But cooking with them – that’s another issue. Especially for those of us who don’t want to consume a gallon of olive oil. I realize olive oil is loaded with antioxidants and wonderful “heart smart” properties, but a calorie is still a calorie. Most eggplant lovers know, only too well, that eggplants are heavy drinkers – of oil, that is. I conducted a bit of very unofficial Googling research to see why this was so.
The blog www.arabist.net says, “According to Marie-Christine Daunay, who is in charge of eggplant studies at the French agronomic research institute INRA, eggplant is somewhat of a mystery even to those who work with it daily. But at least we know a little about its propensity to drink. It is due partly to the spongy texture, of course, but Daunay tells me that the eggplant also contains compounds called saponins ‘that have a natural affinity for lipids.’ They love fat, in other words, and work as hard as they can to soak up as much of it as possible.”
I’ve been under the impression that salting eggplant prior to cooking lessens the eggplant’s oil absorption as well as minimizes any bitter flavors. I haven’t conducted any testing to confirm this hypothesis, but from my experiences, the long thin Asian varieties are not bitter and cook very quickly, thus require less oil. I generally salt the larger globe eggplant because I like the flavor, the salt mitigates any bitterness, and the slices seem to absorb less oil. If sodium is a concern, I wouldn’t salt.
Grilling eggplant slices is another way to minimize oil input. I simply brush oil on the eggplant slices as they grill and when they are tender, they are delicious and not so oil saturated. In this recipe, I cook them quickly and then let them finish cooking in the tomato sauce.
And about that basil: my garden basil is obviously on the way out.

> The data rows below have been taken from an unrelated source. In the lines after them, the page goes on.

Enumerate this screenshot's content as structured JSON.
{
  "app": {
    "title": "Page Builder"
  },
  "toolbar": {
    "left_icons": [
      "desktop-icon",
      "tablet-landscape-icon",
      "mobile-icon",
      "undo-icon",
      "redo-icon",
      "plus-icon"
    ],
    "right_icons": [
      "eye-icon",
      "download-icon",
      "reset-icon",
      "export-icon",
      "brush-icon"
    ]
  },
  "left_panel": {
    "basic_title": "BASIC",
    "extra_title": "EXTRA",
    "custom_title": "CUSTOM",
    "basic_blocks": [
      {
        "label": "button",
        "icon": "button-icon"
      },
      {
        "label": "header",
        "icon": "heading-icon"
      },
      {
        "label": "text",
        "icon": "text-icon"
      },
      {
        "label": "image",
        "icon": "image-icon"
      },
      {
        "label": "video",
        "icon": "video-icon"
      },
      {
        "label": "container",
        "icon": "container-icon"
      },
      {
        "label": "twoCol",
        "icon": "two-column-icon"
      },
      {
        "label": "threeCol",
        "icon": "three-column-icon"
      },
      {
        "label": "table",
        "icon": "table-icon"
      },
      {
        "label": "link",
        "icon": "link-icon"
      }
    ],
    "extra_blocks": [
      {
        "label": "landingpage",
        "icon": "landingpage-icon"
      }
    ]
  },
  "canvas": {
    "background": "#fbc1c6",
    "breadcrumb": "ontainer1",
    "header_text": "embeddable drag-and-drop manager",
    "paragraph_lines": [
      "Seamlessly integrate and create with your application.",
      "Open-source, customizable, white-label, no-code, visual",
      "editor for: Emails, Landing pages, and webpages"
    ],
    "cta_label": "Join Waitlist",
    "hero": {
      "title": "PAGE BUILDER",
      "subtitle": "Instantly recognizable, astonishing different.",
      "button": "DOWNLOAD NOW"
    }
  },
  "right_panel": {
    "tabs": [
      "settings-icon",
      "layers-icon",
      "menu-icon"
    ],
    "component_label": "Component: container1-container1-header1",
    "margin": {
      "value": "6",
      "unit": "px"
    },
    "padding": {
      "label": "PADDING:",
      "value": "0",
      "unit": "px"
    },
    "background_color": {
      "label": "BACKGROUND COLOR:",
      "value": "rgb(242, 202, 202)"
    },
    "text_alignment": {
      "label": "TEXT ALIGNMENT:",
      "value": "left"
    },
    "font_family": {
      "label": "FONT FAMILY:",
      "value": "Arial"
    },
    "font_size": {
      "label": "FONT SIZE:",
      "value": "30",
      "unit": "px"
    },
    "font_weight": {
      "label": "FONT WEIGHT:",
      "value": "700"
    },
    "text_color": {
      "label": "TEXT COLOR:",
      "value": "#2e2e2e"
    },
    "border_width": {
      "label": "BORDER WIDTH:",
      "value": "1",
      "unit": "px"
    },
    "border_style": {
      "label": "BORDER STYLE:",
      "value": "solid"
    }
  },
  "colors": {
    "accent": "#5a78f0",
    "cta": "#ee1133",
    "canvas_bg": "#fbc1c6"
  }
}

Witness the blackening on the outer edges! I’ll harvest whatever remains outside tomorrow.